With an average blade size of just 5.9 to 11.8 inches (15 to 30 cm), the tanto is the smallest traditional Japanese sword. However, it was still a common weapon used by samurai warriors throughout the region's feudal period. Many samurai warriors wore the tanto around a sash (obi), using it in close-combat scenarios. In this post, we're going to take a closer look at this traditional Japanese sword, revealing its origins and history.
What Is the Tanto?
Before we explore the origins of the tanto, let's first discuss this sword's characteristics. The tanto is essentially a dagger-like sword that was used primarily for stabbing -- but also for slashing -- attacks throughout feudal Japan. It's been designed in several variations, some of which include a straight edge, whereas others include a double edge. The most common variation, however, was a straight, single-edged blade.

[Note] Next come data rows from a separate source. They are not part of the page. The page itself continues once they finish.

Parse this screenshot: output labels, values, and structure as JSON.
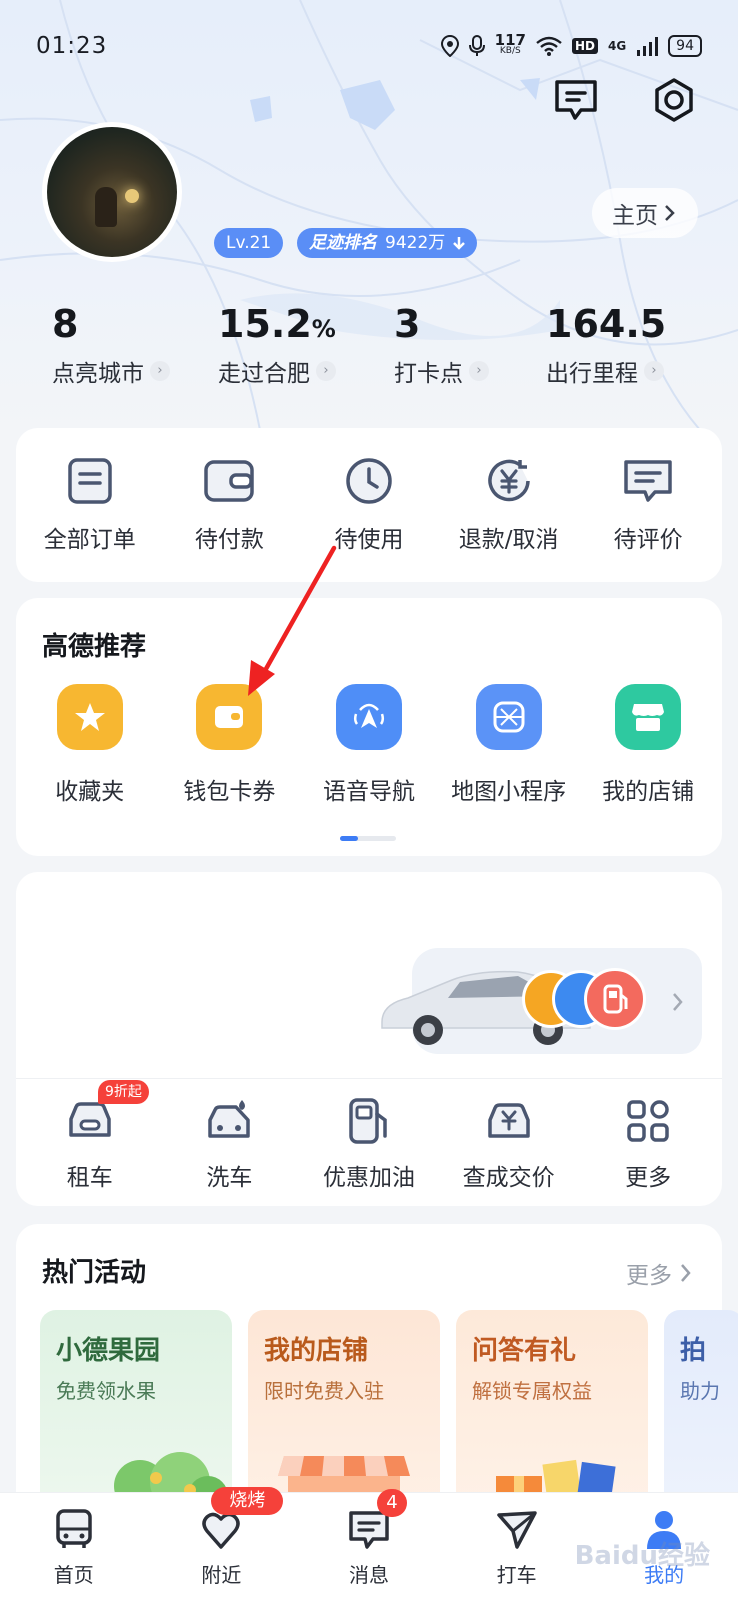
{
  "status_bar": {
    "time": "01:23",
    "speed_value": "117",
    "speed_unit": "KB/S",
    "hd": "HD",
    "network": "4G",
    "battery": "94"
  },
  "profile": {
    "level": "Lv.21",
    "rank_label": "足迹排名",
    "rank_value": "9422万",
    "homepage_label": "主页"
  },
  "stats": [
    {
      "value": "8",
      "suffix": "",
      "label": "点亮城市"
    },
    {
      "value": "15.2",
      "suffix": "%",
      "label": "走过合肥"
    },
    {
      "value": "3",
      "suffix": "",
      "label": "打卡点"
    },
    {
      "value": "164.5",
      "suffix": "",
      "label": "出行里程"
    }
  ],
  "orders": [
    "全部订单",
    "待付款",
    "待使用",
    "退款/取消",
    "待评价"
  ],
  "recommend": {
    "title": "高德推荐",
    "items": [
      {
        "label": "收藏夹",
        "color": "#f7b731",
        "icon": "star-icon"
      },
      {
        "label": "钱包卡券",
        "color": "#f7b731",
        "icon": "wallet-icon"
      },
      {
        "label": "语音导航",
        "color": "#4f8ef7",
        "icon": "voice-nav-icon"
      },
      {
        "label": "地图小程序",
        "color": "#5b93f7",
        "icon": "mini-program-icon"
      },
      {
        "label": "我的店铺",
        "color": "#2ec9a0",
        "icon": "shop-icon"
      }
    ]
  },
  "car_services": {
    "items": [
      "租车",
      "洗车",
      "优惠加油",
      "查成交价",
      "更多"
    ],
    "rent_badge": "9折起"
  },
  "hot_activities": {
    "title": "热门活动",
    "more": "更多",
    "cards": [
      {
        "title": "小德果园",
        "subtitle": "免费领水果"
      },
      {
        "title": "我的店铺",
        "subtitle": "限时免费入驻"
      },
      {
        "title": "问答有礼",
        "subtitle": "解锁专属权益"
      },
      {
        "title": "拍",
        "subtitle": "助力"
      }
    ]
  },
  "bottom_nav": [
    {
      "label": "首页"
    },
    {
      "label": "附近",
      "badge": "烧烤"
    },
    {
      "label": "消息",
      "badge": "4"
    },
    {
      "label": "打车"
    },
    {
      "label": "我的"
    }
  ],
  "watermark": "Baidu经验"
}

This is in stark contrast to the katana, which was designed almost exclusively with a curved edge.
The invention of the Tanto
The tanto was invented sometime during Japan's Heian period (794 to 1185). During this time, samurai warriors discovered the need for a smaller "companion" sword. Prior to the tanto's invention, samurai warriors carried a single, larger sword, such as the katana. While effective in open spaces, the katana was difficult to use in small spaces, thereby prompting swordsmiths to create a new, smaller sword: the tanto.
Around the middle of the Heian period, most samurai warriors began carrying a long sword like the katana and a small sword like the tanto. This versatile combination allowed samurai warriors to engage in combat in both small and open spaces.
Improvements in the Tanto's Design
Following the Heian period, swordsmiths had perfected the tanto's design. Swordsmiths began to include additional aesthetic features on the tanto, such as carvings on the handle and patterns on the blade. They also used higher quality steel, allowing for a stronger and more versatile blade. Rather than using standard steel, for example, they used tamahagane steel. Because of its higher carbon content, tamahagane steel offered greater strength and durability, allowing for a better all-around tanto.
Edo Period Tanto
Like many traditional Japanese swords, the tanto began to fade from use. By the late Edo period, only a few swordsmiths still produced this iconic traditional sword, one of whom was Suishinshi Masahide. Today, the tanto is no longer used for combat purposes, but it is used for collecting and martial arts.